● Information supplied:
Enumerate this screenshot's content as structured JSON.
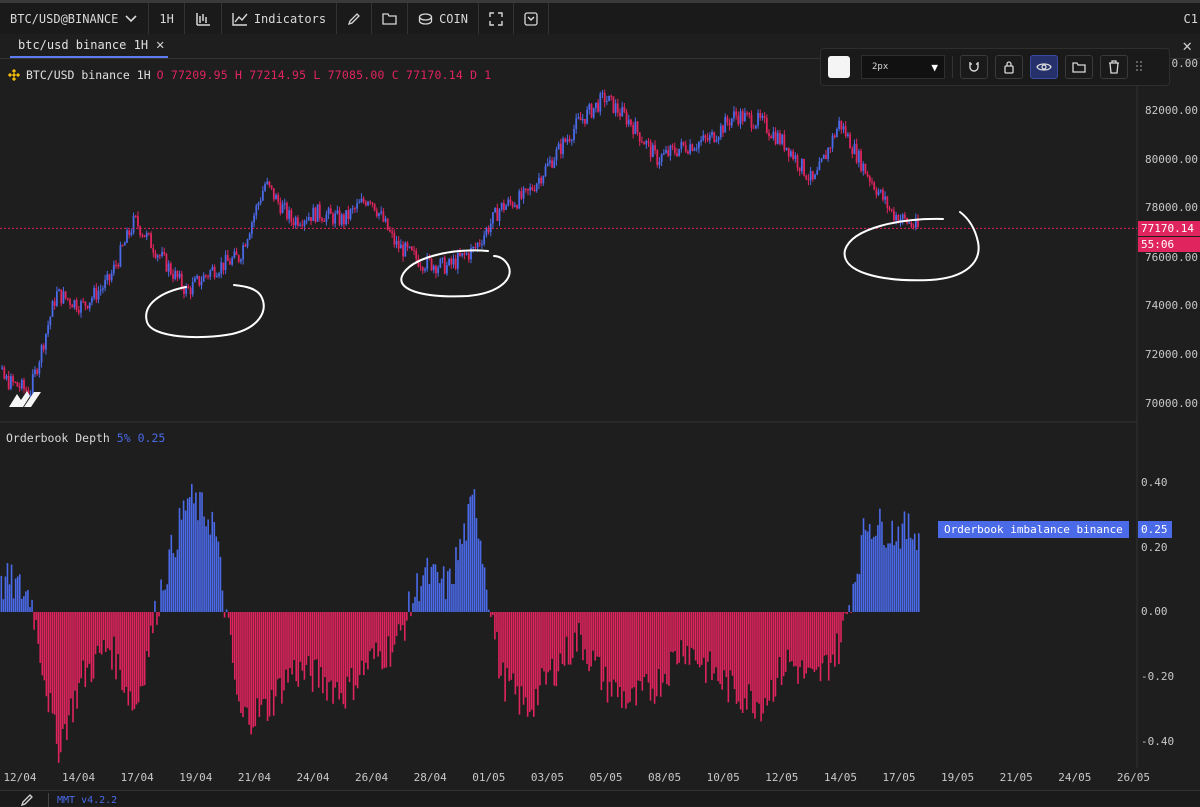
{
  "topbar": {
    "symbol": "BTC/USD@BINANCE",
    "interval": "1H",
    "indicators_label": "Indicators",
    "coin_label": "COIN",
    "right_label": "C1"
  },
  "tab": {
    "label": "btc/usd binance 1H"
  },
  "legend": {
    "symbol": "BTC/USD binance 1H",
    "ohlc": "O 77209.95 H 77214.95 L 77085.00 C 77170.14 D 1"
  },
  "drawing_toolbar": {
    "width_value": "2px",
    "swatch_color": "#f5f5f5"
  },
  "price_axis": {
    "ticks": [
      "82000.00",
      "80000.00",
      "78000.00",
      "76000.00",
      "74000.00",
      "72000.00",
      "70000.00"
    ],
    "top_partial": "0.00",
    "last_price": "77170.14",
    "countdown": "55:06"
  },
  "indicator": {
    "name": "Orderbook Depth",
    "param_pct": "5%",
    "param_val": "0.25",
    "ticks": [
      "0.40",
      "0.20",
      "0.00",
      "-0.20",
      "-0.40"
    ],
    "series_label": "Orderbook imbalance binance",
    "series_value": "0.25"
  },
  "time_axis": [
    "12/04",
    "14/04",
    "17/04",
    "19/04",
    "21/04",
    "24/04",
    "26/04",
    "28/04",
    "01/05",
    "03/05",
    "05/05",
    "08/05",
    "10/05",
    "12/05",
    "14/05",
    "17/05",
    "19/05",
    "21/05",
    "24/05",
    "26/05"
  ],
  "bottombar": {
    "version": "MMT v4.2.2"
  },
  "colors": {
    "up": "#4a6ae8",
    "down": "#e0245e",
    "background": "#1e1e1e"
  },
  "chart_data": [
    {
      "type": "line",
      "x": [
        "11/04",
        "12/04",
        "13/04",
        "14/04",
        "15/04",
        "16/04",
        "17/04",
        "18/04",
        "19/04",
        "20/04",
        "21/04",
        "22/04",
        "23/04",
        "24/04",
        "25/04",
        "26/04",
        "27/04",
        "28/04",
        "29/04",
        "30/04",
        "01/05",
        "02/05",
        "03/05",
        "04/05",
        "05/05",
        "06/05",
        "07/05",
        "08/05",
        "09/05",
        "10/05",
        "11/05",
        "12/05",
        "13/05",
        "14/05",
        "15/05",
        "16/05",
        "17/05"
      ],
      "series": [
        {
          "values": [
            73000,
            71000,
            70500,
            74500,
            74000,
            75000,
            77500,
            76000,
            74600,
            75500,
            76000,
            79000,
            77500,
            77800,
            77500,
            78500,
            76500,
            75800,
            75600,
            76300,
            78000,
            78500,
            80000,
            81500,
            82500,
            81500,
            80000,
            80500,
            80800,
            81800,
            81500,
            80500,
            79000,
            81500,
            79500,
            77800,
            77170
          ]
        }
      ],
      "ylim": [
        69000,
        83500
      ],
      "ytick_labels": [
        "82000.00",
        "80000.00",
        "78000.00",
        "76000.00",
        "74000.00",
        "72000.00",
        "70000.00"
      ],
      "last_price": 77170.14,
      "annotations": [
        "freehand circle near 19/04 low",
        "freehand circle near 28/04 low",
        "freehand circle near 17/05 price"
      ]
    },
    {
      "type": "bar",
      "title": "Orderbook Depth",
      "x": [
        "11/04",
        "12/04",
        "13/04",
        "14/04",
        "15/04",
        "16/04",
        "17/04",
        "18/04",
        "19/04",
        "20/04",
        "21/04",
        "22/04",
        "23/04",
        "24/04",
        "25/04",
        "26/04",
        "27/04",
        "28/04",
        "29/04",
        "30/04",
        "01/05",
        "02/05",
        "03/05",
        "04/05",
        "05/05",
        "06/05",
        "07/05",
        "08/05",
        "09/05",
        "10/05",
        "11/05",
        "12/05",
        "13/05",
        "14/05",
        "15/05",
        "16/05",
        "17/05"
      ],
      "series": [
        {
          "name": "Orderbook imbalance binance",
          "values": [
            -0.15,
            0.1,
            0.05,
            -0.42,
            -0.2,
            -0.1,
            -0.3,
            0.08,
            0.35,
            0.28,
            -0.33,
            -0.3,
            -0.18,
            -0.2,
            -0.25,
            -0.15,
            -0.1,
            0.12,
            0.08,
            0.35,
            -0.2,
            -0.3,
            -0.18,
            -0.08,
            -0.22,
            -0.28,
            -0.22,
            -0.1,
            -0.18,
            -0.25,
            -0.28,
            -0.15,
            -0.22,
            -0.1,
            0.28,
            0.25,
            0.25
          ]
        }
      ],
      "ylim": [
        -0.45,
        0.45
      ],
      "ytick_labels": [
        "0.40",
        "0.20",
        "0.00",
        "-0.20",
        "-0.40"
      ],
      "last_value": 0.25
    }
  ]
}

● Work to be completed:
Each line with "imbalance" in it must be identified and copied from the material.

● Response to the task:
    "series_label": "Orderbook imbalance binance",
          "name": "Orderbook imbalance binance",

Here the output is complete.